Yesterday, I asked a priest to pray for me for concerning immigration issues. He did not believe me when I said I could not get into my country of choice because I was poor.

I experienced prejudice, the prejudice of those who think all Americans are rich, and the prejudice of those who cannot believe the country I mentioned is so anti-immigration.

The priest simply did not believe my tale of not being allowed to live in the same country as my only child. I experienced what thousands of people who immigrate experience daily-a reaction which is based on Calvinism. A friend of mine said to me after this conversation, "The priest does not believe you."

Those who have never experienced rejection of any kind because of poverty simply cannot comprehend this type of prejudice, and, therefore, they fall into another type of prejudice.

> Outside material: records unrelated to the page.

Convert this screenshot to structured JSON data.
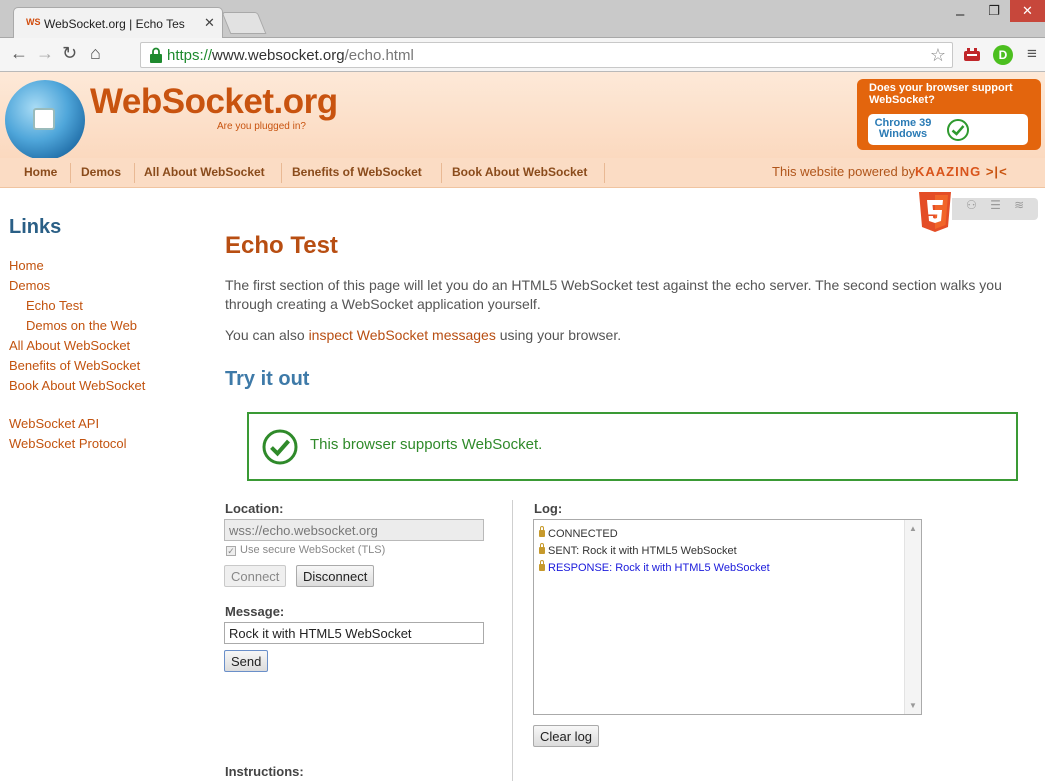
{
  "browser": {
    "tab_title": "WebSocket.org | Echo Tes",
    "tab_favicon": "WS",
    "url_scheme": "https://",
    "url_host": "www.websocket.org",
    "url_path": "/echo.html"
  },
  "header": {
    "logo": "WebSocket.org",
    "tagline": "Are you plugged in?",
    "support_title": "Does your browser support WebSocket?",
    "support_browser_line1": "Chrome 39",
    "support_browser_line2": "Windows"
  },
  "nav": {
    "items": [
      "Home",
      "Demos",
      "All About WebSocket",
      "Benefits of WebSocket",
      "Book About WebSocket"
    ],
    "powered_by": "This website powered by",
    "kaazing": "KAAZING"
  },
  "sidebar": {
    "title": "Links",
    "links": [
      "Home",
      "Demos",
      "Echo Test",
      "Demos on the Web",
      "All About WebSocket",
      "Benefits of WebSocket",
      "Book About WebSocket",
      "WebSocket API",
      "WebSocket Protocol"
    ]
  },
  "main": {
    "title": "Echo Test",
    "intro": "The first section of this page will let you do an HTML5 WebSocket test against the echo server. The second section walks you through creating a WebSocket application yourself.",
    "intro2_prefix": "You can also ",
    "intro2_link": "inspect WebSocket messages",
    "intro2_suffix": " using your browser.",
    "try_title": "Try it out",
    "banner_text": "This browser supports WebSocket.",
    "location_label": "Location:",
    "location_value": "wss://echo.websocket.org",
    "tls_label": "Use secure WebSocket (TLS)",
    "connect_label": "Connect",
    "disconnect_label": "Disconnect",
    "message_label": "Message:",
    "message_value": "Rock it with HTML5 WebSocket",
    "send_label": "Send",
    "log_label": "Log:",
    "log": [
      {
        "text": "CONNECTED",
        "color": "#333333"
      },
      {
        "text": "SENT: Rock it with HTML5 WebSocket",
        "color": "#333333"
      },
      {
        "text": "RESPONSE: Rock it with HTML5 WebSocket",
        "color": "#1a1adb"
      }
    ],
    "clear_log_label": "Clear log",
    "instructions_label": "Instructions:"
  },
  "colors": {
    "brand_orange": "#c8530f",
    "link_blue": "#2a5f86",
    "success_green": "#3a9a35"
  }
}
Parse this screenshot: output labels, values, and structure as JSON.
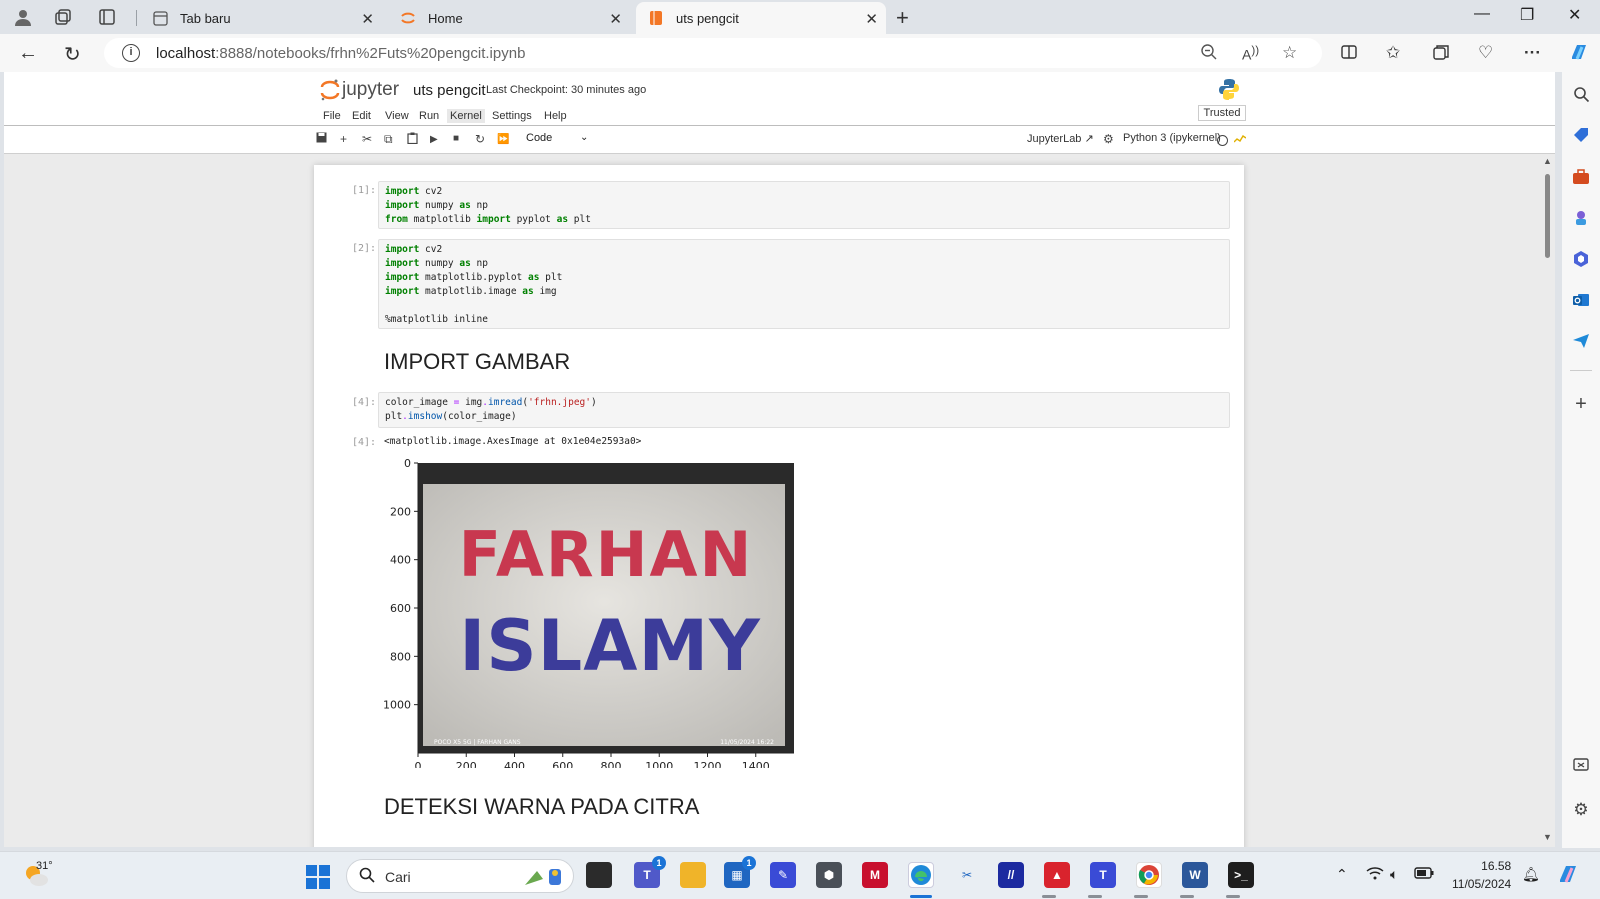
{
  "tabs": [
    {
      "label": "Tab baru"
    },
    {
      "label": "Home"
    },
    {
      "label": "uts pengcit"
    }
  ],
  "address": {
    "host": "localhost",
    "path": ":8888/notebooks/frhn%2Futs%20pengcit.ipynb"
  },
  "jupyter": {
    "logo_text": "jupyter",
    "notebook_title": "uts pengcit",
    "checkpoint": "Last Checkpoint: 30 minutes ago",
    "trusted": "Trusted",
    "menu": [
      "File",
      "Edit",
      "View",
      "Run",
      "Kernel",
      "Settings",
      "Help"
    ],
    "cell_type": "Code",
    "jupyterlab_link": "JupyterLab",
    "kernel": "Python 3 (ipykernel)"
  },
  "cells": {
    "c1_prompt": "[1]:",
    "c2_prompt": "[2]:",
    "c4_prompt": "[4]:",
    "out4_prompt": "[4]:",
    "heading1": "IMPORT GAMBAR",
    "heading2": "DETEKSI WARNA PADA CITRA",
    "out4_text": "<matplotlib.image.AxesImage at 0x1e04e2593a0>"
  },
  "plot": {
    "y_ticks": [
      "0",
      "200",
      "400",
      "600",
      "800",
      "1000"
    ],
    "x_ticks": [
      "0",
      "200",
      "400",
      "600",
      "800",
      "1000",
      "1200",
      "1400"
    ],
    "image_line1": "FARHAN",
    "image_line2": "ISLAMY",
    "watermark_left": "POCO X5 5G | FARHAN GANS",
    "watermark_right": "11/05/2024 16:22"
  },
  "taskbar": {
    "temp": "31°",
    "search_placeholder": "Cari",
    "time": "16.58",
    "date": "11/05/2024",
    "badge_teams": "1",
    "badge_store": "1"
  },
  "colors": {
    "accent": "#1a73d6",
    "jupyter_orange": "#f37726"
  }
}
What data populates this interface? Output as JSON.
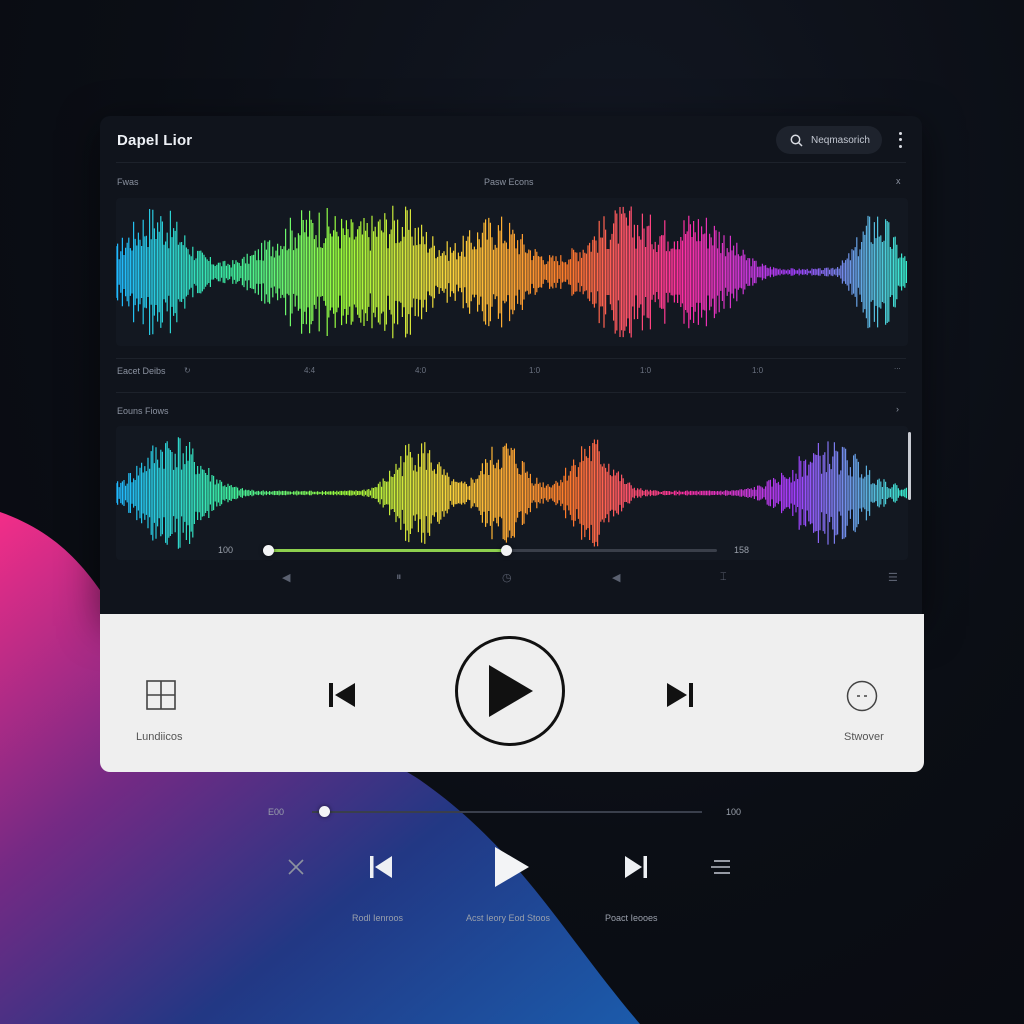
{
  "header": {
    "app_title": "Dapel Lior",
    "search_placeholder": "Neqmasorich"
  },
  "track_one": {
    "left_label": "Fwas",
    "center_label": "Pasw Econs",
    "close_symbol": "x"
  },
  "timeline_row": {
    "label": "Eacet Deibs",
    "ticks": [
      "4:4",
      "4:0",
      "1:0",
      "1:0",
      "1:0",
      "..."
    ]
  },
  "track_two": {
    "label": "Eouns Fiows",
    "time_start": "100",
    "time_end": "158",
    "progress": 0.53
  },
  "controls": {
    "left_label": "Lundiicos",
    "right_label": "Stwover"
  },
  "bottom": {
    "time_start": "E00",
    "time_end": "100",
    "labels": [
      "Rodl Ienroos",
      "Acst Ieory Eod Stoos",
      "Poact Ieooes"
    ],
    "progress": 0.03
  },
  "colors": {
    "accent_green": "#8ed14f",
    "wave_gradient": [
      "#1fb7ff",
      "#3cf0a0",
      "#9cff3a",
      "#ffd23a",
      "#ff7a2a",
      "#ff2fa0",
      "#a23cff",
      "#37f0d0"
    ]
  }
}
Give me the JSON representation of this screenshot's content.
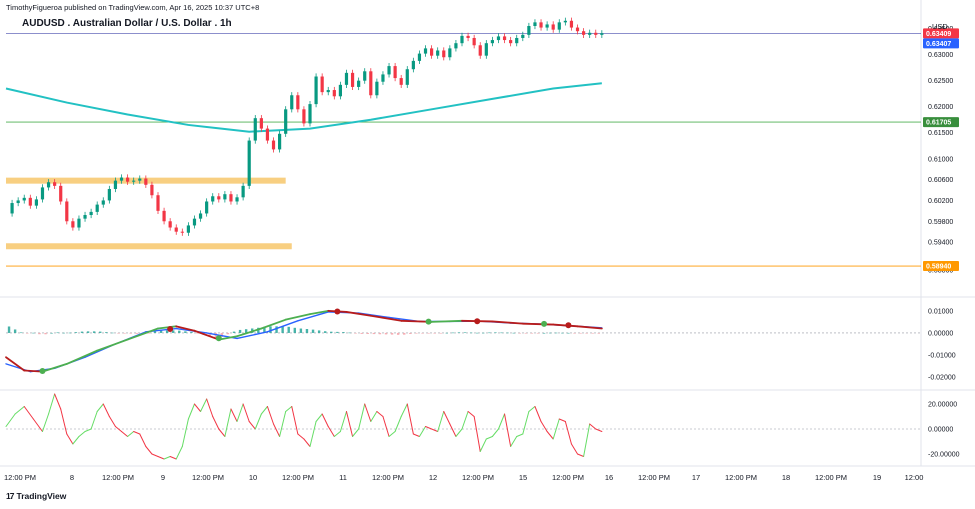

Being "white" is no longer a privilege of race in some places. Being poor creates suspicion in those who have never been poor, or who have received help in immigration issues because they are not white. A poor, white person is not worthy of help, or even prayer.

God allowed this humiliation. He allowed me to know what it is like to be looked down on by another who is supposedly a good person.

The priest is an immigrant who had no problem coming to the country of his choice. Therefore, he cannot understand my predicament. He is not sympathetic.

I forgive him. I forgive all who judge the poor as unworthy, or extra-sinful, or failures.

God allows some people to be poor and some to be rich. He allows some people to suffer more than others.

As a person who has never been prejudice, having Latinos for close playmates as a young child, and, in fact, dating a black man in my youth, (causing all the neighbors to make comments to my mom, who defended me and the very nice young man,) I find it hard to understand prejudice.

Some of my friends are working class and some are professionals. Some are poor and some are rich. Some are middle class and some are very wealthy.

So what?  I shall pray for this priest who did hurt my feelings, for an instant. Then, I realized that God had given me a chance to be humbled.

As I write this, I am smiling. If I "get" this lesson, I am closer to God's goal for me. Humility in love.

In Honor of St. Therese

Last night, I attended Benediction and a prayer service for the Feast of St. Therese.

At the end of Adoration, we got to kiss a relic of St. Therese, and after the blessing of the roses, we each received several.

I, happily,  was handed a white one and a red one.

A man had donated 100 dozen roses to the Carmelite Monastery in honor of his mother who died.

Here are some of the photos from this wonderful occasion.

Bishop Cruz passed out the flowers.

Out All Day

Yesterday, I went on several trips to various churches in the area, a pilgrimage day. I shall get photos later from a friend who took pictures. Bear with me. Will be in a train all day today.

Pray for my travels, please.